For more information on how to make it through the Holiday season with stronger teeth, call Dr. Haines in Snohomish, WA at 360-568-8577 or visit www.tedhainesdds.com.

Dr. Haines of Snohomish, WA also proudly accepts patients from Monroe, Lake Stevens, Everett, Mill Creek, Woodinville, and surrounding areas.

Dental Hygiene is Important for Your Whole Body, Young or Old Alike | Snohomish, WA

iStock_000007889488XSmallDental cavities and tooth decay is one of the most common medical conditions experienced by Americans and the single most common disease of childhood. According to the Centers for Disease Control and Prevention (CDC), more than19 percent of children have untreated cavities and approximately 41 percent of children have decay in their “baby teeth.” This is a health statistic that has not improved since the 1970s and recent studies are indicting a new rise in cavities in children.

Cavities are the result of gradual tooth decay caused by the build-up of plaque and breakdown of protective enamel. Bacteria are normally present in the mouth; however, as they digest sugar and starches they produce acid, which weakens the enamel.
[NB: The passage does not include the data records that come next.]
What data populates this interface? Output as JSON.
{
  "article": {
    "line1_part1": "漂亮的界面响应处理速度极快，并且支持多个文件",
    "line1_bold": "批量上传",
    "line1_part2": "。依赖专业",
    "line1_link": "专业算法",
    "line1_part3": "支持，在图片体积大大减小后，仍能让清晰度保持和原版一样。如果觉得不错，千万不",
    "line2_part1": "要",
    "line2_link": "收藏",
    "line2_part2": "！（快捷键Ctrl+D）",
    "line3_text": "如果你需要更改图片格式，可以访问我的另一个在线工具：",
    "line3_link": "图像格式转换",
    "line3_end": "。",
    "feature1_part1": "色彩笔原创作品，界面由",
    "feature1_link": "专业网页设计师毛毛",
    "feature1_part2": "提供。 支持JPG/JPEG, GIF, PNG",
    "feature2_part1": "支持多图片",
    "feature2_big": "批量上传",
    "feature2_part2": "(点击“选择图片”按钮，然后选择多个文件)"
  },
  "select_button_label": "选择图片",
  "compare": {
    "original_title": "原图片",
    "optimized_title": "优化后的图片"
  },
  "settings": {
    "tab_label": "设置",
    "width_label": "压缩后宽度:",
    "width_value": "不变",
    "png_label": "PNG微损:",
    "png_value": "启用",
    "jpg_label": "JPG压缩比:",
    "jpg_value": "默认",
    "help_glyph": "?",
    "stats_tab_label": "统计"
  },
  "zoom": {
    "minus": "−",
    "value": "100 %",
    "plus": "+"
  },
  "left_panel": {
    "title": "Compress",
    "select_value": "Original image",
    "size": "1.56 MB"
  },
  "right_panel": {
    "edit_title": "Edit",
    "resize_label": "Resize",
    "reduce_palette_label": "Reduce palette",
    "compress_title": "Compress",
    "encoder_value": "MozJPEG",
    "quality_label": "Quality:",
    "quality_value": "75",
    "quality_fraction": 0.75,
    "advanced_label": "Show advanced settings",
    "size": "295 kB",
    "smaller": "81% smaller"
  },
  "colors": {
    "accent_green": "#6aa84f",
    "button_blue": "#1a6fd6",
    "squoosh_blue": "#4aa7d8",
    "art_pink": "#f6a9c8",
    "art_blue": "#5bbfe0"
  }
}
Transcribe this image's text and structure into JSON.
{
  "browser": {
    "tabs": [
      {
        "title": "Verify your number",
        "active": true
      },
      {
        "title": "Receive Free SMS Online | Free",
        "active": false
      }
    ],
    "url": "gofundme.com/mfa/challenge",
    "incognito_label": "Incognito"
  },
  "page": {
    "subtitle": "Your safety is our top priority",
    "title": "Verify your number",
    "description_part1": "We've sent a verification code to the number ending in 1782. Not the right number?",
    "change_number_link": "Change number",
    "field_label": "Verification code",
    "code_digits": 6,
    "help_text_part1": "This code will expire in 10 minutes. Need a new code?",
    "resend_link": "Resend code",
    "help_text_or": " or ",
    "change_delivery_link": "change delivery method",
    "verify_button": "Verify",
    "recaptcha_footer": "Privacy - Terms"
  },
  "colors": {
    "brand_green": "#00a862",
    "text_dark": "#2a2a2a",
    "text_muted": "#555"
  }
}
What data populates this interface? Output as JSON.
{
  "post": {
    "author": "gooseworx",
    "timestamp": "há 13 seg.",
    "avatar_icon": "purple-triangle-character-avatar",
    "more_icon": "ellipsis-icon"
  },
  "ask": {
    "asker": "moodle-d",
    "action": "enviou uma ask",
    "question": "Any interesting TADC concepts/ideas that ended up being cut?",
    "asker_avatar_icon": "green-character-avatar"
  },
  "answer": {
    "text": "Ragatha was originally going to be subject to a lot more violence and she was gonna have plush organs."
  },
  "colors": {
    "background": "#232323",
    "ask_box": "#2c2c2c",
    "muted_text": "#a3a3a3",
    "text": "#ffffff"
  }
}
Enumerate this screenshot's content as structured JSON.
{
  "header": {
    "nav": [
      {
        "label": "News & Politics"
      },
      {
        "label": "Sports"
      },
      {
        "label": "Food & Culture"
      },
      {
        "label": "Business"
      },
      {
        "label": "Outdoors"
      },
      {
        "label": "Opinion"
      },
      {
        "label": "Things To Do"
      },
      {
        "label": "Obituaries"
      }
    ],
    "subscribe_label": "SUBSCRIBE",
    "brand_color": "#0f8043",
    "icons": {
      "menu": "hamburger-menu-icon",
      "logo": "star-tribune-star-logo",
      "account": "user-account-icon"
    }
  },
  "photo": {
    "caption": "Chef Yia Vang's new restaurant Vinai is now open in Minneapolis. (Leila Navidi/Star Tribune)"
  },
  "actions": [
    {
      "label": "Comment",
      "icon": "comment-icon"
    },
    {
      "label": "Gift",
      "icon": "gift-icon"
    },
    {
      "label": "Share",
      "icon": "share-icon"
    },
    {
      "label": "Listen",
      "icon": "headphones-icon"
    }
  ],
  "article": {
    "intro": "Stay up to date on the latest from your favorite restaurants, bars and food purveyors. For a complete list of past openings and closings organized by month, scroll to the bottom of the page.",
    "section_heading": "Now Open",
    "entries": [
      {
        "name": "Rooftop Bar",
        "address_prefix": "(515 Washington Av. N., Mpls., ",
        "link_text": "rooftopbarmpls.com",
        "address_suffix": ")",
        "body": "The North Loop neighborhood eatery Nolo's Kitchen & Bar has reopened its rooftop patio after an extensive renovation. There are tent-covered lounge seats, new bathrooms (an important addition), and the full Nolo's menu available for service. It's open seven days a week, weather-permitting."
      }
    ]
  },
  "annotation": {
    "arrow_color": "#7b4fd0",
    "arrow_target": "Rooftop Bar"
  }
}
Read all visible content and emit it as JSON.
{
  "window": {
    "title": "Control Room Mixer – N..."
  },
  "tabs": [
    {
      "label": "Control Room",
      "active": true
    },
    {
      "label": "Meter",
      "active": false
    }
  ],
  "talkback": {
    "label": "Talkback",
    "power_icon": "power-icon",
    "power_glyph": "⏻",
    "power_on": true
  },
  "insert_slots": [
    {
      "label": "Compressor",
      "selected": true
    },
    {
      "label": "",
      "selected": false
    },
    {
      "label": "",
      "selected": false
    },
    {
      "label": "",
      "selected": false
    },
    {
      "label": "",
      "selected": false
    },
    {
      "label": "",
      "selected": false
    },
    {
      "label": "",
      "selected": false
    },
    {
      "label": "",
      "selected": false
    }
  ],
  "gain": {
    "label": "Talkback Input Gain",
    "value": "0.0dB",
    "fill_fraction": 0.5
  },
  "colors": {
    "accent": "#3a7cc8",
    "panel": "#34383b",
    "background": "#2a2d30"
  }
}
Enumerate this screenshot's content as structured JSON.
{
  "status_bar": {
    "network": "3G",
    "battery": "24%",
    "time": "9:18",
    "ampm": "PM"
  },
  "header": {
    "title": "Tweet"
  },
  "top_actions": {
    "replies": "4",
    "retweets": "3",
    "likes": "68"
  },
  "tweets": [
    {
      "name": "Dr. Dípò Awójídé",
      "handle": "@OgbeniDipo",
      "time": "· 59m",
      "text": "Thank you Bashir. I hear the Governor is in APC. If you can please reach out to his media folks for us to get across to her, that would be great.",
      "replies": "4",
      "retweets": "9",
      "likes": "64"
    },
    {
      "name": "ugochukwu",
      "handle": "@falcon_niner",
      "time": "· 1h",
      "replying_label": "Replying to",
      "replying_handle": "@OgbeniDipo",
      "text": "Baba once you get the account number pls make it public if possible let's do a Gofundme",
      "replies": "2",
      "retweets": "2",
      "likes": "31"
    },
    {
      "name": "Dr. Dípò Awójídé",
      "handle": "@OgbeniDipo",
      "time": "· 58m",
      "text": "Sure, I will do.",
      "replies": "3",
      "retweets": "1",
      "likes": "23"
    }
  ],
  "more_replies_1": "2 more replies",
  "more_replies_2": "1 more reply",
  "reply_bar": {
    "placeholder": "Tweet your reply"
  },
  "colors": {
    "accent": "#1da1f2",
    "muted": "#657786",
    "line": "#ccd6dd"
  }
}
Additionally, the bacteria and its acid mixes with food debris and saliva to form a sticky biofilm called plaque. Plaque that is not removed hardens into tarter, which can result in inflammation and gingivitis. The acid within the plaque can continue to dissolve the enamel and eventually cause pits and holes, called cavities. Initially cavities are painless, but they open the tooth up to infections, eventually exposure the nerve resulting in pain. The internal structures of the tooth can also be destroyed, ultimately causing the loss of the tooth.

Overall, oral hygiene is an essential component of one’s health. At a recent American Heart Association research meeting, researchers shared findings that professional dental care can reduce the risk of heart attack and stroke. The team tracked more than 100,000 people for an average of 7 years in Taiwan. They found that those who had their teeth professionally cleaned at least once every two years were 24 percent less likely to have a heart attack and 13 percent less likely to have a stroke. The authors argued that regular dentist visits and oral hygiene reduces the growth of inflammation-causing bacteria. Bacteria like Porphyromonas ginigivalis and Fusobacterium nucleatum proliferate on unclean teeth causing periodontal disease. However, these bacteria can also cause inflammation of the vessels, with studies showing that these bacteria are associated with elevation in C-reactive protein, a marker for blood vessel inflammation.

Dental health should begin in childhood as even babies are susceptible to cavities. Most children get their first tooth around 6 or 7 months of age and dental care should begin promptly thereafter with a visit to the dentist, as well as, regular tooth brushing. One major risk for early childhood cavities is prolong consumption of sugary liquids, particularly allowing your child to fall asleep with a bottle of juice or milk. The extended contact with sugar increases the rate of tooth decay, having the potential to destroy the child’s entire set of teeth.

This article was written by Dr. David B. Samadi is the Vice Chairman of the Department of Urology and Chief of Robotics and Minimally Invasive Surgery at the Mount Sinai School of Medicine in New York City. This article was published on March 28, 2012 on FoxNews.com.

http://www.foxnews.com/health/2012/03/28/dental-hygiene-important-for-whole-body-not-just-your-smile/

Schedule your next pediatric dental checkup and cleaning today with Dr. Ted Haines at (360) 568-8577 or visit our website.

Dr. Ted Haines also proudly serves Monroe, Lake Stevens, Everett, Mill Creek, Woodenville, and surrounding areas.